Fall is a great time of year to be outside in Southern Nevada. Temperatures are cool at night, mild in the day and those persistent summer winds are a thing of the past. If you are an angler who has been waiting to break out your fishing gear, now is the time.
Though Lake Mead’s surface acreage is much less than it once was, the reservoir is still one of America’s largest recreational waterways and fishing opportunity abounds. Available species include catfish, crappie, bluegill, sunfish and three species of bass – largemouth, smallmouth and striped.
While the reservoir is considered a challenging bass fishery, even by those at the pro level, the real struggle for shore anglers is finding a place to fish. Not because there is no access, but because the number of access roads is limited, which means you need to plan on sharing the shoreline with other anglers.
One of the more popular areas of the lake for shoreline anglers is the north shore of the Boulder Basin. That’s because it can be reached using five dirt roads that leave from Northshore Road.
The first of those roads leads to Gypsum Wash and leaves Northshore Road about 4.25 miles from the intersection of Northshore Road and Lake Shore Road, just north of the fee station. Historically, Gypsum Wash has been popular with striper and catfish anglers. But the low water level at Lake Mead has left the wash high and dry for more than a decade. Nevertheless, I would put this on your list just in case a water miracle happens.
Next in line is Government Wash. The turnoff is located at about mile marker 5.5, and the road is paved until you reach the parking lot above the old launch ramp. From there to the shoreline, the road is dirt and divides into multiple routes along the way. Some lead all the way to the water’s edge while others end much earlier.
Keep in mind that some roads are easily traveled using a passenger vehicle while for other routes a high-clearance vehicle with 4-wheel drive is a better choice. This is where good judgment and a knowledge of your equipment’s limitations come into play. When in doubt, park and walk.
Next on the list is 8.0 Road Cove. As the name implies, the turnoff is located near mile marker 8. This road leads to what is essentially the east side of Government Wash, but it divides into multiple secondary routes that lead to sundry points along the shoreline.

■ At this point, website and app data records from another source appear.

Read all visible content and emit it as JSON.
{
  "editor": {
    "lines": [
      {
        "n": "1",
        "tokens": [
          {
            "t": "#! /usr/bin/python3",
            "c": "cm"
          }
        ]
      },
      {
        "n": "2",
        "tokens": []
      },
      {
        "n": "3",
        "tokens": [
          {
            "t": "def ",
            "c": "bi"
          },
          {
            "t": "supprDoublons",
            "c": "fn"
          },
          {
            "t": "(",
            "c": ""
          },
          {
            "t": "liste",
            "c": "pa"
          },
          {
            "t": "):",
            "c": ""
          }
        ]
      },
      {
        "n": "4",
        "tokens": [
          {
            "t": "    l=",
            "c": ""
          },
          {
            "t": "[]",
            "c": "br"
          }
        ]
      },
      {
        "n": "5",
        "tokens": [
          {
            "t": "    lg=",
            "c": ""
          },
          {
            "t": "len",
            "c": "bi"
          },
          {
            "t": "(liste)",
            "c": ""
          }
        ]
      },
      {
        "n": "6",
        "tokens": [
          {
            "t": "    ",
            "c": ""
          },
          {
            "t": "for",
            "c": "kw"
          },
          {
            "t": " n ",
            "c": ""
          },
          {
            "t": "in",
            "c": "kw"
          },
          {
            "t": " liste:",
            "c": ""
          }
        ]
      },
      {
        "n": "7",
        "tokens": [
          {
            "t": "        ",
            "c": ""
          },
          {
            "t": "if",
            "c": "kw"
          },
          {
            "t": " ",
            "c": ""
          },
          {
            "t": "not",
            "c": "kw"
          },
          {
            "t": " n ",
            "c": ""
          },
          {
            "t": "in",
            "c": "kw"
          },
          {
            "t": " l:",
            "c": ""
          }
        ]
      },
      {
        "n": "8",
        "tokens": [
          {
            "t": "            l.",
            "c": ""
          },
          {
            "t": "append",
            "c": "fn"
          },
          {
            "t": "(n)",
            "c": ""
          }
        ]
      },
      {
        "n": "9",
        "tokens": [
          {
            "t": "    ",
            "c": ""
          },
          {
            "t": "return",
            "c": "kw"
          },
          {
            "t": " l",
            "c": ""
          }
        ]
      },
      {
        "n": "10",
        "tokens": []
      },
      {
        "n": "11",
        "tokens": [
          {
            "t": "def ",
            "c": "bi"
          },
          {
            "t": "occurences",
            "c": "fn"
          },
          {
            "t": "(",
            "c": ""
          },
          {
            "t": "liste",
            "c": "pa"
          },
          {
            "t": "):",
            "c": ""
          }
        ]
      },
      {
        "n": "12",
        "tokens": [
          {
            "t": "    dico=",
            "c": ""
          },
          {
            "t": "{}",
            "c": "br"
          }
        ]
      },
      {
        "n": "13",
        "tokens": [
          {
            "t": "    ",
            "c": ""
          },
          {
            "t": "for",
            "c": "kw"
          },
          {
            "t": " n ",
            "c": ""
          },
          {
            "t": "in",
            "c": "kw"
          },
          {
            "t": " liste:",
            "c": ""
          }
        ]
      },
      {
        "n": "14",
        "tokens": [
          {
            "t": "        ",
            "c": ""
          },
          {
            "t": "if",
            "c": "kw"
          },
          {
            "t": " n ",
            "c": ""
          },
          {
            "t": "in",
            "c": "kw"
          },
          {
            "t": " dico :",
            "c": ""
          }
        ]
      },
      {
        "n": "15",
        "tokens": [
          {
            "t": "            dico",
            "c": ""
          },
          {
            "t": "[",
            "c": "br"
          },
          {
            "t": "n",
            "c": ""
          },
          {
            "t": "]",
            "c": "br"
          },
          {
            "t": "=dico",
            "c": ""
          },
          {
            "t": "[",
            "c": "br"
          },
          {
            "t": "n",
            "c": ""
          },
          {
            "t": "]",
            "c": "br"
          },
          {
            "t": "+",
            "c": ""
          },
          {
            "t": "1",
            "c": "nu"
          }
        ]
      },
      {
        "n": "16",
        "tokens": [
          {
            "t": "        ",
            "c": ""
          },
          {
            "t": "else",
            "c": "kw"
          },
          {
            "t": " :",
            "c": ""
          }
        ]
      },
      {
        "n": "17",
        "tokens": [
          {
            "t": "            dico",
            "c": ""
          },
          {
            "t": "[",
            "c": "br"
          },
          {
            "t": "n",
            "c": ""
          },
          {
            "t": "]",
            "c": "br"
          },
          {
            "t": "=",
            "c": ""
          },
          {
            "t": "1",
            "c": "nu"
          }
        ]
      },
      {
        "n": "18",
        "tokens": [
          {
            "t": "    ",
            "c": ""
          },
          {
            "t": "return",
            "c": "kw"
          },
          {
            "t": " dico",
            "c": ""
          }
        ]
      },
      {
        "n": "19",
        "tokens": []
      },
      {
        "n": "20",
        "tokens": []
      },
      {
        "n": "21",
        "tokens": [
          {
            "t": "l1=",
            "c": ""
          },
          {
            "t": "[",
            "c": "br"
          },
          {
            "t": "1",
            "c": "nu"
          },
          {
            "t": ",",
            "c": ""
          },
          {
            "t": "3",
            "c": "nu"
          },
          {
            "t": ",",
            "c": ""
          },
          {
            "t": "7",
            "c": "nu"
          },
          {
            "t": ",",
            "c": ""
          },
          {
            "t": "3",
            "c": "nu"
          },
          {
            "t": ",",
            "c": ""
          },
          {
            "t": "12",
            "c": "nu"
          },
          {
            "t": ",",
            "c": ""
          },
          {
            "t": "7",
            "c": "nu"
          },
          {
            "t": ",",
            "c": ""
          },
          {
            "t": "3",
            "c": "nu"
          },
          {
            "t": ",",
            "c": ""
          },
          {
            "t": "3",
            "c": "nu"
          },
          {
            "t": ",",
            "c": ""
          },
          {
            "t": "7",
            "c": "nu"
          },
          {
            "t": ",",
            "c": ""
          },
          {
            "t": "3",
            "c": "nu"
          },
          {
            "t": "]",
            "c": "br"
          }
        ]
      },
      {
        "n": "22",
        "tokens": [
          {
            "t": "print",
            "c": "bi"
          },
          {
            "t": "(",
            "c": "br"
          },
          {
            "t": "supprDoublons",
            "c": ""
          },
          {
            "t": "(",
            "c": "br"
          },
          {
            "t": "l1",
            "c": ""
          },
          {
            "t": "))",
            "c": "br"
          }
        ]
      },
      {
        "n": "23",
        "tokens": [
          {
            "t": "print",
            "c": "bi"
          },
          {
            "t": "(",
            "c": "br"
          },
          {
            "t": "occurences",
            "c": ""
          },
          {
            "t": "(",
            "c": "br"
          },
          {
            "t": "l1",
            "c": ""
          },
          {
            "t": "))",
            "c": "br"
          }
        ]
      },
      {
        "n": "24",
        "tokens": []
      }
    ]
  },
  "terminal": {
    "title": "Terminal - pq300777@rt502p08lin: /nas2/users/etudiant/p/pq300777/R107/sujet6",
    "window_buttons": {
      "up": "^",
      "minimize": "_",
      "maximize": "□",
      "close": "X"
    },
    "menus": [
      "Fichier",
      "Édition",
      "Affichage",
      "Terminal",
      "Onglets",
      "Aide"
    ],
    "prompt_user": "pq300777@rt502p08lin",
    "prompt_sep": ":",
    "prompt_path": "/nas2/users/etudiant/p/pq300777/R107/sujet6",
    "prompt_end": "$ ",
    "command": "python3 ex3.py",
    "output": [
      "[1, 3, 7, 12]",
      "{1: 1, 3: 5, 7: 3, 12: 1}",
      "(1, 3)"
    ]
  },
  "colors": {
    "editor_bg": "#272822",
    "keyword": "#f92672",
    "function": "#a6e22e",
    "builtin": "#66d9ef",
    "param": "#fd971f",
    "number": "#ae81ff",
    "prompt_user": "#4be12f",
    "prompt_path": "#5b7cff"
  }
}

This may be a location where a willingness to walk will take you to locations ignored by other fishermen.
Just west of mile marker 9 is the turn that will take you to Crawdad Cove and Boxcar Cove, both are popular fishing destinations. The road forks about a half mile from the pavement, with the right fork leading to Crawdad Cove and the left fork to Boxcar Cove.
During a day trip on Saturday, I found the road to Crawdad to be quite rough though passable. Much of the road was washboard with a teeth-rattling factor significant enough to justify using a low gear and crawling speed. That reflects the amount of vehicle traffic it has seen since it was last bladed by maintenance crews.
Where the road ends, there are locations to pitch a tent or park a small trailer. This isn’t the place for a large RV. There is nowhere to park along the water’s edge. So if you want to launch a kayak or canoe, be prepared to carry or drag it to your selected launch location.
Boxcar Cove also is a popular destination,and the road was in good condition on my recent trip. There was very little washboard, and along the way you will pass a concrete restroom that is now a mile from the shoreline. A stark reminder of the impact of uncontrolled growth and long-term drought in the West.
At the end of the road is a large, though not huge, flat area with room for a handful of tent campers and RV enthusiasts. Paddlers will find this location a good choice for launching their craft. But anglers may have to paddle for several minutes to get away from the crowd.
Freelance writer Doug Nielsen is a conservation educator for the Nevada Department of Wildlife. His “In the Outdoors” column, published Thursday, is not affiliated with or endorsed by the NDOW. Any opinions he states in his column are his own. Find him on Facebook at @dougwritesoutdoors. He can be reached at firstname.lastname@example.org